As most doctors and healthcare professionals can attest to, the lack of comprehensive databases and incomplete patient profiles are an obstacle to quality consultations. Time is of the essence, but the administrative tasks of collecting such valuable patient data tend to reduce the time invested in the meaningful work of improving patients health and overall wellbeing through an in-depth consultation.
The good news is that this new innovation resolves these issues through an elegant, inviting POD that can be placed inside clinics for patients to step into and input important data themselves in a user-friendly manner. Dr Dawda collaborated with a team of researchers and designers to create an aesthetically pleasing and inviting structure that is more in sync with how patients would behave as consumers.
The patient is also tasked with completing a quick “core” self-assessment about their alcohol intake, exercise regime, smoking behaviour or other lifestyle factors. Once the core review is complete, patients have an element of choice in either progressing to further reviews – such as on diabetes risk assessment or other health conditions – or saving those for their next visit.Drawing on his previous work experience and training in the UK, where he helped design and deliver patient improvement programmes for the NHS, Dr Dawda and the team have ensured the POD covers key areas of data collection by measuring the patient’s height and weight, feeding these into a report card.
“This ensures a longitudinal data collection. They can complete many of these in instalments, building up a comprehensive database of their own health for their GP to consult,” explains Dr Dawda.
“This data will also prove to be very useful for the researchers at the University of Canberra, who will analyse lifestyle and health trends from the data to identify which populations are most at risk. We can then use this data to take a more proactive approach to population health management, reaching out for example to those at high risk of chronic diseases to show them the areas of risk and develop strategies to minimise these with patients.”
As you can imagine, the wider-reaching social perks of this innovation are immense and can make a valuable impact for Australians.
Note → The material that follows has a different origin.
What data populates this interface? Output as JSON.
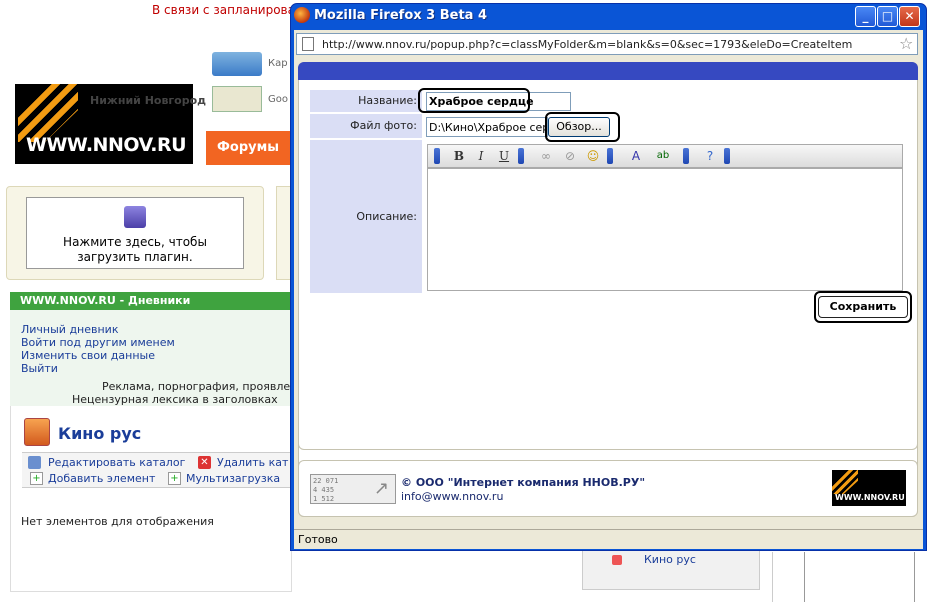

This POD system could be potentially revolutionary for the consultation process, demonstrating how Australian innovation is continuing to lead the way forward. After all, Australian innovators ranked top in the world on the 2015 Global Creativity Index, a study comparing 139 countries conducted by the Rotman School of Management and Martin Prosperity Institute at the University of Toronto.
The progress of the POD
Perhaps in the future, these PODs can be rolled out to other clinics around the country or over the Tasman to bring the time, productivity and quality consultation benefits to doctors around Australia and New Zealand.
Supporting this project was a demonstration of Ochre Health’s values improving healthcare outcomes in our community. Dr Dawda noted such support was “critical and central to the whole idea and concept” of the POD.
“Without Ochre’s willingness, openness and desire to be involved and think outside the box, the project would not have gotten off the ground,” he concluded.